▶ _What is being asked_
Copy out each line below exactly as written.

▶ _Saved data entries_
________________________

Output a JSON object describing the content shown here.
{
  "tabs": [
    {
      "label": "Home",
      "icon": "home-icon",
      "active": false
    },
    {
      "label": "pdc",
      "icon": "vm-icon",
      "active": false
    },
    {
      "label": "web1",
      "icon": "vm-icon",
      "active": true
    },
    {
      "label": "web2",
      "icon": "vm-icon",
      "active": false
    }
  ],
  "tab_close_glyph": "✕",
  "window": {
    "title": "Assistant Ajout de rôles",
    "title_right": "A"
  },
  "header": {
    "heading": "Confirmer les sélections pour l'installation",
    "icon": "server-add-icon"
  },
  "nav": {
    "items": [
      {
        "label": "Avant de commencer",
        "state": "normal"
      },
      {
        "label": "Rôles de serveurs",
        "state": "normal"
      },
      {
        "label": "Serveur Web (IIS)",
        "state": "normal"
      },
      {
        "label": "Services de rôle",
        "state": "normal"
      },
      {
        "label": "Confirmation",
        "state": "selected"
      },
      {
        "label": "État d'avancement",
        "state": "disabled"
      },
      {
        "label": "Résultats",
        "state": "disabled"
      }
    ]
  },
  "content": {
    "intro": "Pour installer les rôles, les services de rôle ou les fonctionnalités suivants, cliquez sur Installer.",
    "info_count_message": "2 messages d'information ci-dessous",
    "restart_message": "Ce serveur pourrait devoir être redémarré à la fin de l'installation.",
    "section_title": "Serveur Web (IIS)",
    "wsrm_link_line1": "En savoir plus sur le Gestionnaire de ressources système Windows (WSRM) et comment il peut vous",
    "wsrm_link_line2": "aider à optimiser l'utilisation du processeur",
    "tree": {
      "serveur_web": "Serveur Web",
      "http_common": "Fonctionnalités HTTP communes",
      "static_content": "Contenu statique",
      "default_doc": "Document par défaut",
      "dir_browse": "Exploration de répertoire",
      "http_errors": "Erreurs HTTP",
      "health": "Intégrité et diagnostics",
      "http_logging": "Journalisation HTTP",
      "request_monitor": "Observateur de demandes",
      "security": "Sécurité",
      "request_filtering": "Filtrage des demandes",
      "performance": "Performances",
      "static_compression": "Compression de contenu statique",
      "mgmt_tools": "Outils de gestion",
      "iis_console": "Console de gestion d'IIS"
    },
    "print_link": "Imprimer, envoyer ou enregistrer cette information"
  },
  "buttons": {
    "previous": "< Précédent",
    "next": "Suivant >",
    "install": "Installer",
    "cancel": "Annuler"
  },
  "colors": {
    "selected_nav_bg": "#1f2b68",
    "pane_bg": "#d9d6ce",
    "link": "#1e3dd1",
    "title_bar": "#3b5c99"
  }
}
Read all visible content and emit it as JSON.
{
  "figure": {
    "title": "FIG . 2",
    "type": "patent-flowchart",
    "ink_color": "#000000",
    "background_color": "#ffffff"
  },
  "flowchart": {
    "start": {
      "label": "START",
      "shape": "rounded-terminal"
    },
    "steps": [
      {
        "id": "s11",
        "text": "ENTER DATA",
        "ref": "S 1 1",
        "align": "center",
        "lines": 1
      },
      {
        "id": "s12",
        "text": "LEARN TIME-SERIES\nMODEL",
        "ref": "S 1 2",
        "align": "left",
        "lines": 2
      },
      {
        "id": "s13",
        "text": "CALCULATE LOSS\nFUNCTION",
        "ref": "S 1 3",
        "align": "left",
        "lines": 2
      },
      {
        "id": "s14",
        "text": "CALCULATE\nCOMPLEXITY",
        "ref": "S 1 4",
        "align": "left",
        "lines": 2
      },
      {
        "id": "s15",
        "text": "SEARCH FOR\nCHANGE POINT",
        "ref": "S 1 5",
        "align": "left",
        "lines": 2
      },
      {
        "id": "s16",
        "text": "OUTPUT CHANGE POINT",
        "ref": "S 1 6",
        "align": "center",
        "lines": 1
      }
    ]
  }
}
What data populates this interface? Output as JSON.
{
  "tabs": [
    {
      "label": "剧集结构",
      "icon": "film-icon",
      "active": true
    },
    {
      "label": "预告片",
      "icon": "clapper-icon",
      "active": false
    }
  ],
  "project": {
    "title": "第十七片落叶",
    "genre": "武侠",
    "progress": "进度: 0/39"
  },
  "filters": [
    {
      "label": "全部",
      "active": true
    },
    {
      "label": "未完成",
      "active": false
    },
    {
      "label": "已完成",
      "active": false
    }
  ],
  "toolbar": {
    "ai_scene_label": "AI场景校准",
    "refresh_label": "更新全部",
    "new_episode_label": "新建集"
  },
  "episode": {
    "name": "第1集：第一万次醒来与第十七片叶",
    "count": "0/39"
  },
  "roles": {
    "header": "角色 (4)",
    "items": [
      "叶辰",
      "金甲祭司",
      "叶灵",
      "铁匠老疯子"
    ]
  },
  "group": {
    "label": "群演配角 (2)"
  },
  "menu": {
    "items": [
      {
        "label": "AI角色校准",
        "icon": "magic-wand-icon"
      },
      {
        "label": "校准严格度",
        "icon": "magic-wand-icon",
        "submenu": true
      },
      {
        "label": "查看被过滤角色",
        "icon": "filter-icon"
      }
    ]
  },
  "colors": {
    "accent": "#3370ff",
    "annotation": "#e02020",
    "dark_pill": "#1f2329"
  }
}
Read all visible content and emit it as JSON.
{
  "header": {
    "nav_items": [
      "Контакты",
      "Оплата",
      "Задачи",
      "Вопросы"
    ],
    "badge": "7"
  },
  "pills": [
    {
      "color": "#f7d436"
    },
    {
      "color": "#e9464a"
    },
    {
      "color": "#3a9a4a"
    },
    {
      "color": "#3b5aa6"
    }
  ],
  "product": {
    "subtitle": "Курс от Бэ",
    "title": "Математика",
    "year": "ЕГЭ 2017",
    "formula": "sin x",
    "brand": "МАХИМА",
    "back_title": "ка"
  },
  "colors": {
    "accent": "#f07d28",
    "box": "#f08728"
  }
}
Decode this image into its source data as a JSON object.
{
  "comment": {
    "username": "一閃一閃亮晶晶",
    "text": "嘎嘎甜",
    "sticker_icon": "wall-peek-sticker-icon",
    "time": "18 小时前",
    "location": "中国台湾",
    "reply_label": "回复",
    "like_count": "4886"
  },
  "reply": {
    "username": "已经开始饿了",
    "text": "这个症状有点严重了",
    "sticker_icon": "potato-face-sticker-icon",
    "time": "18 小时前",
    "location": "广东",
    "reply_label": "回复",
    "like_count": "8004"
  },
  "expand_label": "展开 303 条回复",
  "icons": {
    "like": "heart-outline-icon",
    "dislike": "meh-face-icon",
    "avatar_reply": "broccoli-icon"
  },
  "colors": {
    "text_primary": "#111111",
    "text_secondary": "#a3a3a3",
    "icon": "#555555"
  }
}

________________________

▶ _Problem solution_
Output a JSON object describing the content shown here.
{
  "tabs": [
    {
      "label": "Home",
      "icon": "home-icon",
      "active": false
    },
    {
      "label": "pdc",
      "icon": "vm-icon",
      "active": false
    },
    {
      "label": "web1",
      "icon": "vm-icon",
      "active": true
    },
    {
      "label": "web2",
      "icon": "vm-icon",
      "active": false
    }
  ],
  "tab_close_glyph": "✕",
  "window": {
    "title": "Assistant Ajout de rôles",
    "title_right": "A"
  },
  "header": {
    "heading": "Confirmer les sélections pour l'installation",
    "icon": "server-add-icon"
  },
  "nav": {
    "items": [
      {
        "label": "Avant de commencer",
        "state": "normal"
      },
      {
        "label": "Rôles de serveurs",
        "state": "normal"
      },
      {
        "label": "Serveur Web (IIS)",
        "state": "normal"
      },
      {
        "label": "Services de rôle",
        "state": "normal"
      },
      {
        "label": "Confirmation",
        "state": "selected"
      },
      {
        "label": "État d'avancement",
        "state": "disabled"
      },
      {
        "label": "Résultats",
        "state": "disabled"
      }
    ]
  },
  "content": {
    "intro": "Pour installer les rôles, les services de rôle ou les fonctionnalités suivants, cliquez sur Installer.",
    "info_count_message": "2 messages d'information ci-dessous",
    "restart_message": "Ce serveur pourrait devoir être redémarré à la fin de l'installation.",
    "section_title": "Serveur Web (IIS)",
    "wsrm_link_line1": "En savoir plus sur le Gestionnaire de ressources système Windows (WSRM) et comment il peut vous",
    "wsrm_link_line2": "aider à optimiser l'utilisation du processeur",
    "tree": {
      "serveur_web": "Serveur Web",
      "http_common": "Fonctionnalités HTTP communes",
      "static_content": "Contenu statique",
      "default_doc": "Document par défaut",
      "dir_browse": "Exploration de répertoire",
      "http_errors": "Erreurs HTTP",
      "health": "Intégrité et diagnostics",
      "http_logging": "Journalisation HTTP",
      "request_monitor": "Observateur de demandes",
      "security": "Sécurité",
      "request_filtering": "Filtrage des demandes",
      "performance": "Performances",
      "static_compression": "Compression de contenu statique",
      "mgmt_tools": "Outils de gestion",
      "iis_console": "Console de gestion d'IIS"
    },
    "print_link": "Imprimer, envoyer ou enregistrer cette information"
  },
  "buttons": {
    "previous": "< Précédent",
    "next": "Suivant >",
    "install": "Installer",
    "cancel": "Annuler"
  },
  "colors": {
    "selected_nav_bg": "#1f2b68",
    "pane_bg": "#d9d6ce",
    "link": "#1e3dd1",
    "title_bar": "#3b5c99"
  }
}
Read all visible content and emit it as JSON.
{
  "figure": {
    "title": "FIG . 2",
    "type": "patent-flowchart",
    "ink_color": "#000000",
    "background_color": "#ffffff"
  },
  "flowchart": {
    "start": {
      "label": "START",
      "shape": "rounded-terminal"
    },
    "steps": [
      {
        "id": "s11",
        "text": "ENTER DATA",
        "ref": "S 1 1",
        "align": "center",
        "lines": 1
      },
      {
        "id": "s12",
        "text": "LEARN TIME-SERIES\nMODEL",
        "ref": "S 1 2",
        "align": "left",
        "lines": 2
      },
      {
        "id": "s13",
        "text": "CALCULATE LOSS\nFUNCTION",
        "ref": "S 1 3",
        "align": "left",
        "lines": 2
      },
      {
        "id": "s14",
        "text": "CALCULATE\nCOMPLEXITY",
        "ref": "S 1 4",
        "align": "left",
        "lines": 2
      },
      {
        "id": "s15",
        "text": "SEARCH FOR\nCHANGE POINT",
        "ref": "S 1 5",
        "align": "left",
        "lines": 2
      },
      {
        "id": "s16",
        "text": "OUTPUT CHANGE POINT",
        "ref": "S 1 6",
        "align": "center",
        "lines": 1
      }
    ]
  }
}
What data populates this interface? Output as JSON.
{
  "tabs": [
    {
      "label": "剧集结构",
      "icon": "film-icon",
      "active": true
    },
    {
      "label": "预告片",
      "icon": "clapper-icon",
      "active": false
    }
  ],
  "project": {
    "title": "第十七片落叶",
    "genre": "武侠",
    "progress": "进度: 0/39"
  },
  "filters": [
    {
      "label": "全部",
      "active": true
    },
    {
      "label": "未完成",
      "active": false
    },
    {
      "label": "已完成",
      "active": false
    }
  ],
  "toolbar": {
    "ai_scene_label": "AI场景校准",
    "refresh_label": "更新全部",
    "new_episode_label": "新建集"
  },
  "episode": {
    "name": "第1集：第一万次醒来与第十七片叶",
    "count": "0/39"
  },
  "roles": {
    "header": "角色 (4)",
    "items": [
      "叶辰",
      "金甲祭司",
      "叶灵",
      "铁匠老疯子"
    ]
  },
  "group": {
    "label": "群演配角 (2)"
  },
  "menu": {
    "items": [
      {
        "label": "AI角色校准",
        "icon": "magic-wand-icon"
      },
      {
        "label": "校准严格度",
        "icon": "magic-wand-icon",
        "submenu": true
      },
      {
        "label": "查看被过滤角色",
        "icon": "filter-icon"
      }
    ]
  },
  "colors": {
    "accent": "#3370ff",
    "annotation": "#e02020",
    "dark_pill": "#1f2329"
  }
}
Read all visible content and emit it as JSON.
{
  "header": {
    "nav_items": [
      "Контакты",
      "Оплата",
      "Задачи",
      "Вопросы"
    ],
    "badge": "7"
  },
  "pills": [
    {
      "color": "#f7d436"
    },
    {
      "color": "#e9464a"
    },
    {
      "color": "#3a9a4a"
    },
    {
      "color": "#3b5aa6"
    }
  ],
  "product": {
    "subtitle": "Курс от Бэ",
    "title": "Математика",
    "year": "ЕГЭ 2017",
    "formula": "sin x",
    "brand": "МАХИМА",
    "back_title": "ка"
  },
  "colors": {
    "accent": "#f07d28",
    "box": "#f08728"
  }
}
Decode this image into its source data as a JSON object.
{
  "comment": {
    "username": "一閃一閃亮晶晶",
    "text": "嘎嘎甜",
    "sticker_icon": "wall-peek-sticker-icon",
    "time": "18 小时前",
    "location": "中国台湾",
    "reply_label": "回复",
    "like_count": "4886"
  },
  "reply": {
    "username": "已经开始饿了",
    "text": "这个症状有点严重了",
    "sticker_icon": "potato-face-sticker-icon",
    "time": "18 小时前",
    "location": "广东",
    "reply_label": "回复",
    "like_count": "8004"
  },
  "expand_label": "展开 303 条回复",
  "icons": {
    "like": "heart-outline-icon",
    "dislike": "meh-face-icon",
    "avatar_reply": "broccoli-icon"
  },
  "colors": {
    "text_primary": "#111111",
    "text_secondary": "#a3a3a3",
    "icon": "#555555"
  }
}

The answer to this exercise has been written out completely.